Debates over literalist interpretations of holy words have roiled other religions, including Christianity. But the question is an urgent one in the Muslim world, where many are calling for the restoration of Islamic law, or sharia, as the basis of their national legal systems. What sharia means is not always clear. If it is an inflexible code that reduces women to second-class citizens, imposes draconian punishments, and violates human rights, then states based upon it will most likely end up resembling regimes like that of Saudi Arabia. But if sharia is a moral vision larger than any set of injunctions, then it can support something far more promising than crude attempts to impose primitive customs on modern societies.
In the matter of dogs, for instance, literalists consider the ban against canine pets to be clearly delineated in the hadith, the traditional accounts of the life and sayings of Muhammad. But determining which of the thousands of hadith are authoritative requires knowledge and critical analysis. In the case of dogs, Abou El Fadl could not believe that the same God who created such companions would consider them "unclean." He found that the hadith in question came from unreliable sources and reflected views more consistent with pre-Islamic Arab attitudes.

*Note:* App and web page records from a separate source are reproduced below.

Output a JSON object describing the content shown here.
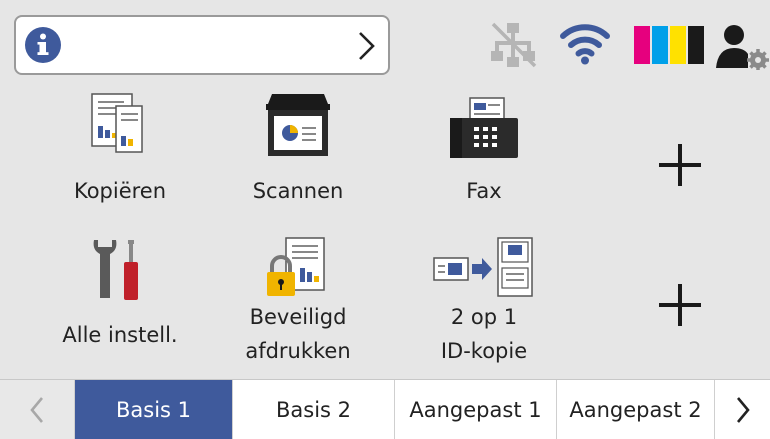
{
  "status_bar": {
    "info_icon": "info-icon",
    "expand_icon": "chevron-right-icon",
    "network_icon": "wired-lan-disconnected-icon",
    "wifi_icon": "wifi-icon",
    "ink_icon": "ink-cartridges-icon",
    "ink_colors": [
      "#e6007e",
      "#00a0e9",
      "#ffe100",
      "#1a1a1a"
    ],
    "user_icon": "user-settings-icon"
  },
  "tiles": {
    "kopieren": {
      "label": "Kopiëren",
      "icon": "copy-icon"
    },
    "scannen": {
      "label": "Scannen",
      "icon": "scan-icon"
    },
    "fax": {
      "label": "Fax",
      "icon": "fax-icon"
    },
    "instell": {
      "label": "Alle instell.",
      "icon": "settings-tools-icon"
    },
    "beveiligd": {
      "line1": "Beveiligd",
      "line2": "afdrukken",
      "icon": "secure-print-icon"
    },
    "id_kopie": {
      "line1": "2 op 1",
      "line2": "ID-kopie",
      "icon": "id-copy-icon"
    },
    "plus1": {
      "icon": "plus-icon"
    },
    "plus2": {
      "icon": "plus-icon"
    }
  },
  "tabs": {
    "basis1": "Basis 1",
    "basis2": "Basis 2",
    "aangepast1": "Aangepast 1",
    "aangepast2": "Aangepast 2",
    "active": "basis1"
  },
  "colors": {
    "accent": "#3f5a9c",
    "background": "#e6e6e6"
  }
}
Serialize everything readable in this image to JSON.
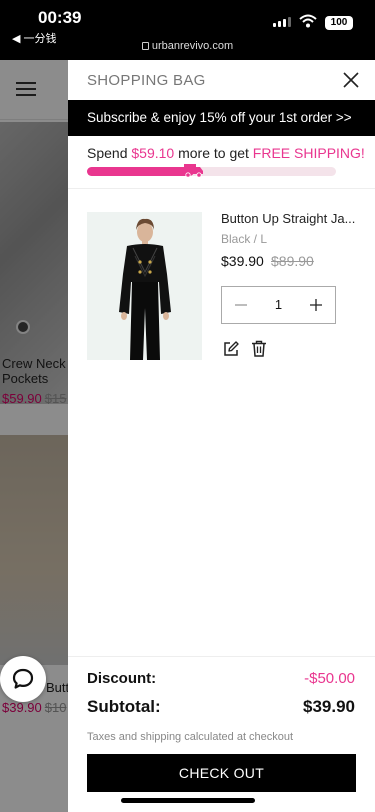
{
  "status_bar": {
    "time": "00:39",
    "back_app": "◀ 一分钱",
    "url": "urbanrevivo.com",
    "battery": "100"
  },
  "background_page": {
    "products": [
      {
        "title_line1": "Crew Neck",
        "title_line2": "Pockets",
        "price": "$59.90",
        "original_price": "$15"
      },
      {
        "title_line1": "Butt",
        "price": "$39.90",
        "original_price": "$10"
      }
    ]
  },
  "cart": {
    "title": "SHOPPING BAG",
    "promo": "Subscribe & enjoy 15% off your 1st order >>",
    "shipping": {
      "prefix": "Spend ",
      "amount": "$59.10",
      "middle": " more to get ",
      "highlight": "FREE SHIPPING!",
      "progress": 0.43
    },
    "item": {
      "name": "Button Up Straight Ja...",
      "variant": "Black / L",
      "price": "$39.90",
      "original_price": "$89.90",
      "quantity": "1"
    },
    "summary": {
      "discount_label": "Discount:",
      "discount_value": "-$50.00",
      "subtotal_label": "Subtotal:",
      "subtotal_value": "$39.90",
      "note": "Taxes and shipping calculated at checkout",
      "checkout_label": "CHECK OUT"
    }
  },
  "colors": {
    "accent_pink": "#e9368f",
    "promo_bg": "#000000",
    "progress_track": "#f4e3ea"
  },
  "icons": {
    "close": "close-icon",
    "edit": "edit-icon",
    "delete": "trash-icon",
    "chat": "chat-icon",
    "shipping": "truck-icon",
    "menu": "hamburger-menu-icon"
  }
}
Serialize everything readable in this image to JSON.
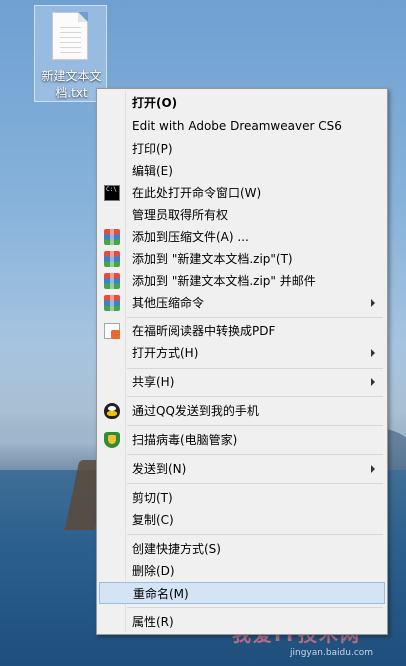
{
  "desktop": {
    "file": {
      "icon": "text-document-icon",
      "label_line1": "新建文本文",
      "label_line2": "档.txt"
    },
    "watermark": {
      "text": "我爱IT技术网",
      "url": "jingyan.baidu.com"
    }
  },
  "context_menu": {
    "highlighted": "重命名(M)",
    "items": [
      {
        "label": "打开(O)",
        "bold": true
      },
      {
        "label": "Edit with Adobe Dreamweaver CS6"
      },
      {
        "label": "打印(P)"
      },
      {
        "label": "编辑(E)"
      },
      {
        "label": "在此处打开命令窗口(W)",
        "icon": "command-prompt-icon"
      },
      {
        "label": "管理员取得所有权"
      },
      {
        "label": "添加到压缩文件(A) ...",
        "icon": "winrar-icon"
      },
      {
        "label": "添加到 \"新建文本文档.zip\"(T)",
        "icon": "winrar-icon"
      },
      {
        "label": "添加到 \"新建文本文档.zip\" 并邮件",
        "icon": "winrar-icon"
      },
      {
        "label": "其他压缩命令",
        "icon": "winrar-icon",
        "submenu": true
      },
      {
        "label": "在福昕阅读器中转换成PDF",
        "icon": "pdf-convert-icon"
      },
      {
        "label": "打开方式(H)",
        "submenu": true
      },
      {
        "label": "共享(H)",
        "submenu": true
      },
      {
        "label": "通过QQ发送到我的手机",
        "icon": "qq-icon"
      },
      {
        "label": "扫描病毒(电脑管家)",
        "icon": "shield-icon"
      },
      {
        "label": "发送到(N)",
        "submenu": true
      },
      {
        "label": "剪切(T)"
      },
      {
        "label": "复制(C)"
      },
      {
        "label": "创建快捷方式(S)"
      },
      {
        "label": "删除(D)"
      },
      {
        "label": "重命名(M)"
      },
      {
        "label": "属性(R)"
      }
    ]
  }
}
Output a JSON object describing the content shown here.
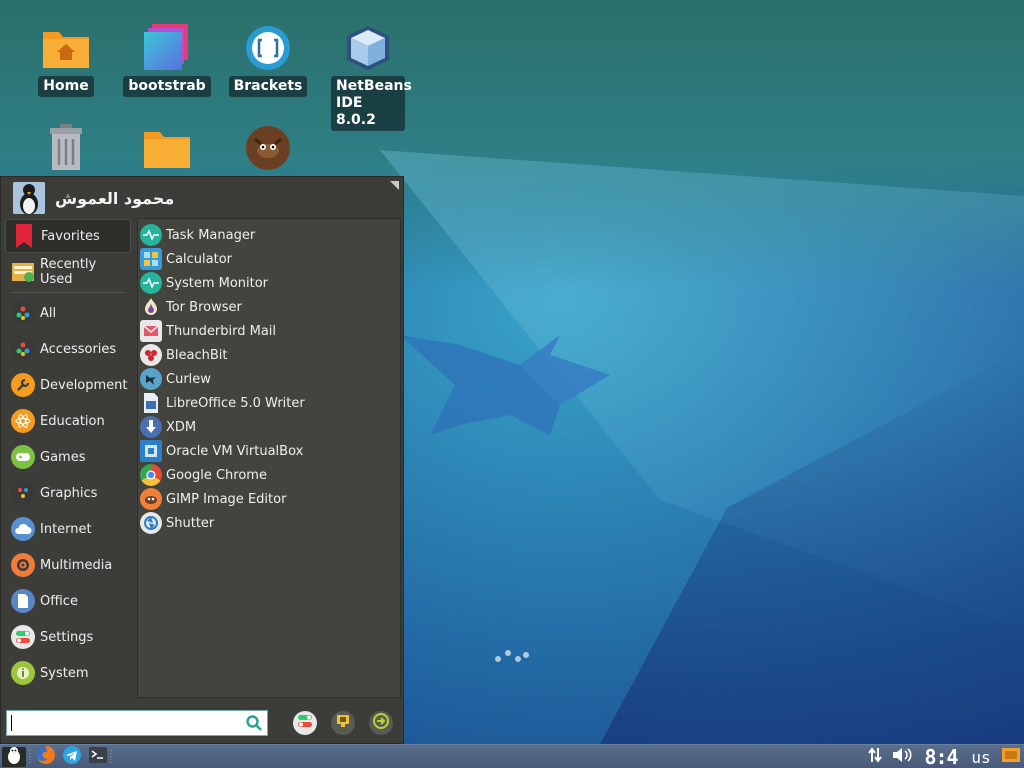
{
  "desktop": {
    "icons": [
      {
        "label": "Home"
      },
      {
        "label": "bootstrab"
      },
      {
        "label": "Brackets"
      },
      {
        "label": "NetBeans IDE 8.0.2"
      },
      {
        "label": "Trash"
      },
      {
        "label": "Folder"
      },
      {
        "label": "GIMP"
      }
    ]
  },
  "menu": {
    "user_name": "محمود العموش",
    "categories": [
      {
        "label": "Favorites",
        "icon": "bookmark-icon",
        "color": "#e0243a"
      },
      {
        "label": "Recently Used",
        "icon": "recent-icon",
        "color": "#e8b04a"
      },
      {
        "label": "All",
        "icon": "apps-icon",
        "color": "#39393a"
      },
      {
        "label": "Accessories",
        "icon": "accessories-icon",
        "color": "#39393a"
      },
      {
        "label": "Development",
        "icon": "wrench-icon",
        "color": "#f39c1f"
      },
      {
        "label": "Education",
        "icon": "atom-icon",
        "color": "#f39c1f"
      },
      {
        "label": "Games",
        "icon": "gamepad-icon",
        "color": "#7cc242"
      },
      {
        "label": "Graphics",
        "icon": "graphics-icon",
        "color": "#39393a"
      },
      {
        "label": "Internet",
        "icon": "cloud-icon",
        "color": "#5a8fd0"
      },
      {
        "label": "Multimedia",
        "icon": "speaker-icon",
        "color": "#f07b3c"
      },
      {
        "label": "Office",
        "icon": "document-icon",
        "color": "#5b86c4"
      },
      {
        "label": "Settings",
        "icon": "toggle-icon",
        "color": "#e8e8e8"
      },
      {
        "label": "System",
        "icon": "info-icon",
        "color": "#9bc53d"
      }
    ],
    "apps": [
      {
        "label": "Task Manager",
        "icon": "pulse-icon",
        "color": "#26b39b"
      },
      {
        "label": "Calculator",
        "icon": "calculator-icon",
        "color": "#3a9bd9"
      },
      {
        "label": "System Monitor",
        "icon": "pulse-icon",
        "color": "#26b39b"
      },
      {
        "label": "Tor Browser",
        "icon": "onion-icon",
        "color": "#7d4698"
      },
      {
        "label": "Thunderbird Mail",
        "icon": "mail-icon",
        "color": "#e8e8e8"
      },
      {
        "label": "BleachBit",
        "icon": "bleachbit-icon",
        "color": "#e8e8e8"
      },
      {
        "label": "Curlew",
        "icon": "bird-icon",
        "color": "#57a3c9"
      },
      {
        "label": "LibreOffice 5.0 Writer",
        "icon": "writer-icon",
        "color": "#3a6fb5"
      },
      {
        "label": "XDM",
        "icon": "download-icon",
        "color": "#4a6fb0"
      },
      {
        "label": "Oracle VM VirtualBox",
        "icon": "virtualbox-icon",
        "color": "#2c7fc6"
      },
      {
        "label": "Google Chrome",
        "icon": "chrome-icon",
        "color": "#e24a3b"
      },
      {
        "label": "GIMP Image Editor",
        "icon": "gimp-icon",
        "color": "#f0803c"
      },
      {
        "label": "Shutter",
        "icon": "shutter-icon",
        "color": "#e8e8e8"
      }
    ],
    "search": {
      "value": "",
      "placeholder": ""
    },
    "actions": [
      {
        "icon": "settings-toggle-icon"
      },
      {
        "icon": "lock-screen-icon"
      },
      {
        "icon": "logout-icon"
      }
    ]
  },
  "taskbar": {
    "clock": "8:4",
    "keyboard_layout": "us"
  }
}
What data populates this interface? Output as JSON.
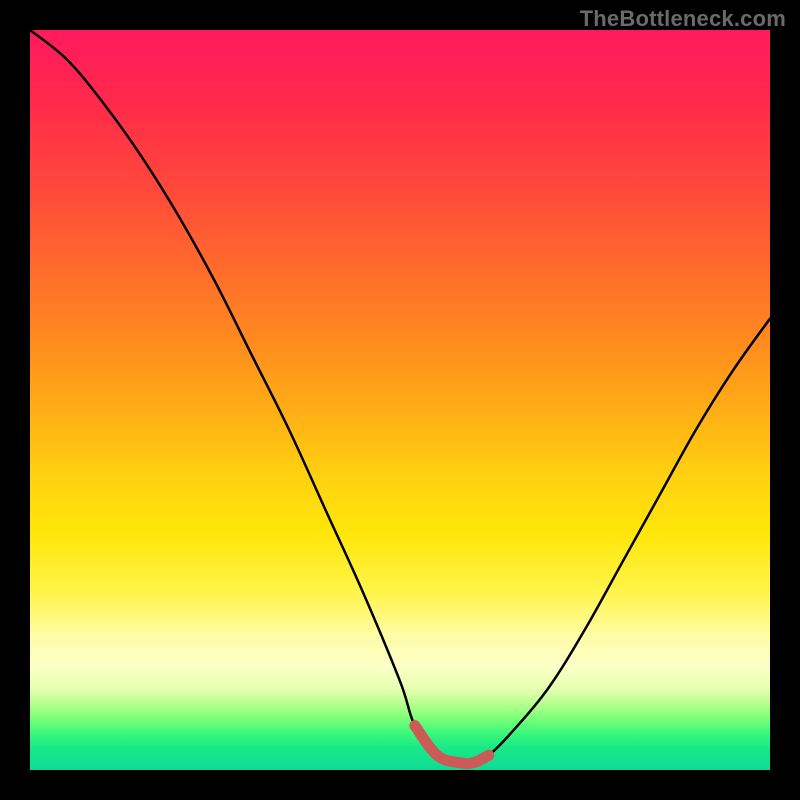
{
  "watermark": "TheBottleneck.com",
  "colors": {
    "frame": "#000000",
    "curve": "#000000",
    "trough_marker": "#cc5a57"
  },
  "chart_data": {
    "type": "line",
    "title": "",
    "xlabel": "",
    "ylabel": "",
    "xlim": [
      0,
      100
    ],
    "ylim": [
      0,
      100
    ],
    "grid": false,
    "legend": false,
    "annotations": [],
    "series": [
      {
        "name": "bottleneck-curve",
        "x": [
          0,
          5,
          10,
          15,
          20,
          25,
          30,
          35,
          40,
          45,
          50,
          52,
          55,
          58,
          60,
          62,
          65,
          70,
          75,
          80,
          85,
          90,
          95,
          100
        ],
        "y": [
          100,
          96,
          90,
          83,
          75,
          66,
          56,
          46,
          35,
          24,
          12,
          6,
          2,
          1,
          1,
          2,
          5,
          11,
          19,
          28,
          37,
          46,
          54,
          61
        ]
      },
      {
        "name": "trough-highlight",
        "x": [
          52,
          55,
          58,
          60,
          62
        ],
        "y": [
          6,
          2,
          1,
          1,
          2
        ]
      }
    ]
  }
}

But Abou El Fadl knows how hard it is to argue with people who dismiss both knowledge and reason as sinful, irrelevant, and even an impediment to the faith. He understands the young puritans, though: "I was once one of those hadith-hurlers myself." In his youth, Abou El Fadl was well on his way to becoming a zealot. Enrolled in an American school, the westernized Arab boy found answers to his sense of alienation in the rigid pieties of puritanical Islam. "In those days," he writes, "my judgments were as quick as a gun." Railing against TV, trousers, and mixed gatherings, he destroyed his sister's Rod Stewart cassette tapes. He was later shocked when the sheik at a local sharia class dismantled his pious pronouncements on everything from the proper manner of dress to the sinfulness of all music and art.
His subsequent intellectual odyssey would blend western secular traditions with Islamic ones. But even in traditional schools, Abou El Fadl witnessed narrow-minded puritanism: Students influenced by Wahhabi fundamentalist doctrines denounced their teachers for teaching "forbidden" subjects such as speculative philosophy and mysticism and for using the Socratic method of instruction rather than rote memorization. Today, he says, "we are in the dark ages of Islam."
He considers clerics an even greater problem. The imams and prayer leaders of America's 1,400 mosques and Islamic centers tend to be self-appointed religious experts with little or no training. Many are professionals in such fields as engineering or medicine capable only of quoting a few lines from the Koran. Taha Alalwani, president of the Graduate School of Islamic and Social Sciences in Ashburn, Va., worries that many of these imams "are just Islamists," often backed by Saudi groups and more concerned with ideology than with complexities of the faith.
Some scholars argue that literal legalism has been the consensus view of most Muslims since the 19th century, not just the product of recent Wahhabi proselytizing. Abou El Fadl does not deny that traditional Islam began to suffer in the colonial period. But he says his greater concern is with the future. If Muslims do not recover the critical spirit of older traditions, sharia-based law, he believes, simply won't work. Even in Saudi Arabia, members of the royal family either privately ignore the law or observe the letter and flout the spirit. He believes that Iran is closer to developing a critical, adaptive notion of sharia than are Saudi Arabia, Pakistan, or Sudan. "I just hope the conservatives don't break that spirit," he says, "because if they do, then the hope of Islamic civilization is lost."